[Recorded data — start]
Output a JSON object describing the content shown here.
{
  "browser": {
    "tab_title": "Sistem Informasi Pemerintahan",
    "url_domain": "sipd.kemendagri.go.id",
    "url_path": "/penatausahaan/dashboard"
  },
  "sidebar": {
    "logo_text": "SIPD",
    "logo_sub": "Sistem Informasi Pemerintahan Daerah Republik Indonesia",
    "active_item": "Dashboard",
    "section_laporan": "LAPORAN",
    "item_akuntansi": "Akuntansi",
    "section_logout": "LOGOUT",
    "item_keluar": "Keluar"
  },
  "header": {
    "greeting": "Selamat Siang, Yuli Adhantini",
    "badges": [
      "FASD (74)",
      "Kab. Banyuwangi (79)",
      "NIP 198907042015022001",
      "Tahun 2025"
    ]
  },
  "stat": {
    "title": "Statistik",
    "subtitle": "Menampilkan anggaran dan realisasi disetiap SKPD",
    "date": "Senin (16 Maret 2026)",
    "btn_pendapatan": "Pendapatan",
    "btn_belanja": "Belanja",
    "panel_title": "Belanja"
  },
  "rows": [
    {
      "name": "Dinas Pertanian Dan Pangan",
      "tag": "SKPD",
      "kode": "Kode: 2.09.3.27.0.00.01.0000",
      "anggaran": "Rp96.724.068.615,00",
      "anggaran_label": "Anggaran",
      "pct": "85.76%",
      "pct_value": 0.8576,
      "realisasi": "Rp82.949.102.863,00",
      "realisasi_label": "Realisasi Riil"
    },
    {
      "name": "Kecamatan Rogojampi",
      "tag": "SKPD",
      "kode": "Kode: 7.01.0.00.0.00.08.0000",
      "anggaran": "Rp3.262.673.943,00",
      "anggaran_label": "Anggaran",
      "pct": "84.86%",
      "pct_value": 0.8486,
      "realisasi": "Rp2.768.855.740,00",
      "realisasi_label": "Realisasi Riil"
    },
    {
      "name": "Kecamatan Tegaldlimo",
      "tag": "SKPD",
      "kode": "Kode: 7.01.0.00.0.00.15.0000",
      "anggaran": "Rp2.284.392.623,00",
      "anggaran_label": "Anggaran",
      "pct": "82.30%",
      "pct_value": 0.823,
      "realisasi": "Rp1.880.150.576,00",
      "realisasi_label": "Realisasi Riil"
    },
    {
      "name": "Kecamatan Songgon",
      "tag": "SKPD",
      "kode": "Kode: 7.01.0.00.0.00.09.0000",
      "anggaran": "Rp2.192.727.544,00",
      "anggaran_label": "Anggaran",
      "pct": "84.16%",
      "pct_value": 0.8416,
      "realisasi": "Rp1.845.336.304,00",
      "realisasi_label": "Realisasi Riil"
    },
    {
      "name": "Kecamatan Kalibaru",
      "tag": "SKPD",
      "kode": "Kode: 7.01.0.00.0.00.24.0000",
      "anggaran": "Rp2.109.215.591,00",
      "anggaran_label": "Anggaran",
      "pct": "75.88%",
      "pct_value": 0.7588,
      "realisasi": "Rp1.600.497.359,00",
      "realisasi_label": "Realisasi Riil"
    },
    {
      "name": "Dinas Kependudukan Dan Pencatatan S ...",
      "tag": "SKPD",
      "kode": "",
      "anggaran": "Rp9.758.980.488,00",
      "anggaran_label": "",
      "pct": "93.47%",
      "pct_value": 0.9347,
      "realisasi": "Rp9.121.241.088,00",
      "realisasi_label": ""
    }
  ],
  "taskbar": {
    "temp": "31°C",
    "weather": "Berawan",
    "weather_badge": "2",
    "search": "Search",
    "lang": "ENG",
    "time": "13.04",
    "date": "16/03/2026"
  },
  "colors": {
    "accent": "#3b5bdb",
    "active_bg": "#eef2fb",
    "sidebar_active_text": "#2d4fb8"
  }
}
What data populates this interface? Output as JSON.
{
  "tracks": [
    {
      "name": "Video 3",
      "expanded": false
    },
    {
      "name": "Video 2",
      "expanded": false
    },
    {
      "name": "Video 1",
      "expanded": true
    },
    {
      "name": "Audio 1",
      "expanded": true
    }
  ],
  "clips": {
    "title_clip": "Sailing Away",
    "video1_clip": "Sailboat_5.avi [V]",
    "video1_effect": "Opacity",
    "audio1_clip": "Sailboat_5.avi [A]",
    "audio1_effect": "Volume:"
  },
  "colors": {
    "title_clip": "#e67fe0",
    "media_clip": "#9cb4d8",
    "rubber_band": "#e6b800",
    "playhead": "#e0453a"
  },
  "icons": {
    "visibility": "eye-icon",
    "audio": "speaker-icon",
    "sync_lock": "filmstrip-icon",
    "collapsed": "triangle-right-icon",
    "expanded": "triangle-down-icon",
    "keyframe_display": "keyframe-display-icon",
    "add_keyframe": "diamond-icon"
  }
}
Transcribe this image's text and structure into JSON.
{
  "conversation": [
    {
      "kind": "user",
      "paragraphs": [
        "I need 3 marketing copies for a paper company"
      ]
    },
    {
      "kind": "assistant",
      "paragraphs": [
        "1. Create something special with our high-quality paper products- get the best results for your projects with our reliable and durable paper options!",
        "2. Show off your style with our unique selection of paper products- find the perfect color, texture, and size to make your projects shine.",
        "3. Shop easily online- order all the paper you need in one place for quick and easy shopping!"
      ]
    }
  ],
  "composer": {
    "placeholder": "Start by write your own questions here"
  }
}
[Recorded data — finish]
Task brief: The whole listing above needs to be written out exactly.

Response:
Output a JSON object describing the content shown here.
{
  "browser": {
    "tab_title": "Sistem Informasi Pemerintahan",
    "url_domain": "sipd.kemendagri.go.id",
    "url_path": "/penatausahaan/dashboard"
  },
  "sidebar": {
    "logo_text": "SIPD",
    "logo_sub": "Sistem Informasi Pemerintahan Daerah Republik Indonesia",
    "active_item": "Dashboard",
    "section_laporan": "LAPORAN",
    "item_akuntansi": "Akuntansi",
    "section_logout": "LOGOUT",
    "item_keluar": "Keluar"
  },
  "header": {
    "greeting": "Selamat Siang, Yuli Adhantini",
    "badges": [
      "FASD (74)",
      "Kab. Banyuwangi (79)",
      "NIP 198907042015022001",
      "Tahun 2025"
    ]
  },
  "stat": {
    "title": "Statistik",
    "subtitle": "Menampilkan anggaran dan realisasi disetiap SKPD",
    "date": "Senin (16 Maret 2026)",
    "btn_pendapatan": "Pendapatan",
    "btn_belanja": "Belanja",
    "panel_title": "Belanja"
  },
  "rows": [
    {
      "name": "Dinas Pertanian Dan Pangan",
      "tag": "SKPD",
      "kode": "Kode: 2.09.3.27.0.00.01.0000",
      "anggaran": "Rp96.724.068.615,00",
      "anggaran_label": "Anggaran",
      "pct": "85.76%",
      "pct_value": 0.8576,
      "realisasi": "Rp82.949.102.863,00",
      "realisasi_label": "Realisasi Riil"
    },
    {
      "name": "Kecamatan Rogojampi",
      "tag": "SKPD",
      "kode": "Kode: 7.01.0.00.0.00.08.0000",
      "anggaran": "Rp3.262.673.943,00",
      "anggaran_label": "Anggaran",
      "pct": "84.86%",
      "pct_value": 0.8486,
      "realisasi": "Rp2.768.855.740,00",
      "realisasi_label": "Realisasi Riil"
    },
    {
      "name": "Kecamatan Tegaldlimo",
      "tag": "SKPD",
      "kode": "Kode: 7.01.0.00.0.00.15.0000",
      "anggaran": "Rp2.284.392.623,00",
      "anggaran_label": "Anggaran",
      "pct": "82.30%",
      "pct_value": 0.823,
      "realisasi": "Rp1.880.150.576,00",
      "realisasi_label": "Realisasi Riil"
    },
    {
      "name": "Kecamatan Songgon",
      "tag": "SKPD",
      "kode": "Kode: 7.01.0.00.0.00.09.0000",
      "anggaran": "Rp2.192.727.544,00",
      "anggaran_label": "Anggaran",
      "pct": "84.16%",
      "pct_value": 0.8416,
      "realisasi": "Rp1.845.336.304,00",
      "realisasi_label": "Realisasi Riil"
    },
    {
      "name": "Kecamatan Kalibaru",
      "tag": "SKPD",
      "kode": "Kode: 7.01.0.00.0.00.24.0000",
      "anggaran": "Rp2.109.215.591,00",
      "anggaran_label": "Anggaran",
      "pct": "75.88%",
      "pct_value": 0.7588,
      "realisasi": "Rp1.600.497.359,00",
      "realisasi_label": "Realisasi Riil"
    },
    {
      "name": "Dinas Kependudukan Dan Pencatatan S ...",
      "tag": "SKPD",
      "kode": "",
      "anggaran": "Rp9.758.980.488,00",
      "anggaran_label": "",
      "pct": "93.47%",
      "pct_value": 0.9347,
      "realisasi": "Rp9.121.241.088,00",
      "realisasi_label": ""
    }
  ],
  "taskbar": {
    "temp": "31°C",
    "weather": "Berawan",
    "weather_badge": "2",
    "search": "Search",
    "lang": "ENG",
    "time": "13.04",
    "date": "16/03/2026"
  },
  "colors": {
    "accent": "#3b5bdb",
    "active_bg": "#eef2fb",
    "sidebar_active_text": "#2d4fb8"
  }
}
What data populates this interface? Output as JSON.
{
  "tracks": [
    {
      "name": "Video 3",
      "expanded": false
    },
    {
      "name": "Video 2",
      "expanded": false
    },
    {
      "name": "Video 1",
      "expanded": true
    },
    {
      "name": "Audio 1",
      "expanded": true
    }
  ],
  "clips": {
    "title_clip": "Sailing Away",
    "video1_clip": "Sailboat_5.avi [V]",
    "video1_effect": "Opacity",
    "audio1_clip": "Sailboat_5.avi [A]",
    "audio1_effect": "Volume:"
  },
  "colors": {
    "title_clip": "#e67fe0",
    "media_clip": "#9cb4d8",
    "rubber_band": "#e6b800",
    "playhead": "#e0453a"
  },
  "icons": {
    "visibility": "eye-icon",
    "audio": "speaker-icon",
    "sync_lock": "filmstrip-icon",
    "collapsed": "triangle-right-icon",
    "expanded": "triangle-down-icon",
    "keyframe_display": "keyframe-display-icon",
    "add_keyframe": "diamond-icon"
  }
}
Transcribe this image's text and structure into JSON.
{
  "conversation": [
    {
      "kind": "user",
      "paragraphs": [
        "I need 3 marketing copies for a paper company"
      ]
    },
    {
      "kind": "assistant",
      "paragraphs": [
        "1. Create something special with our high-quality paper products- get the best results for your projects with our reliable and durable paper options!",
        "2. Show off your style with our unique selection of paper products- find the perfect color, texture, and size to make your projects shine.",
        "3. Shop easily online- order all the paper you need in one place for quick and easy shopping!"
      ]
    }
  ],
  "composer": {
    "placeholder": "Start by write your own questions here"
  }
}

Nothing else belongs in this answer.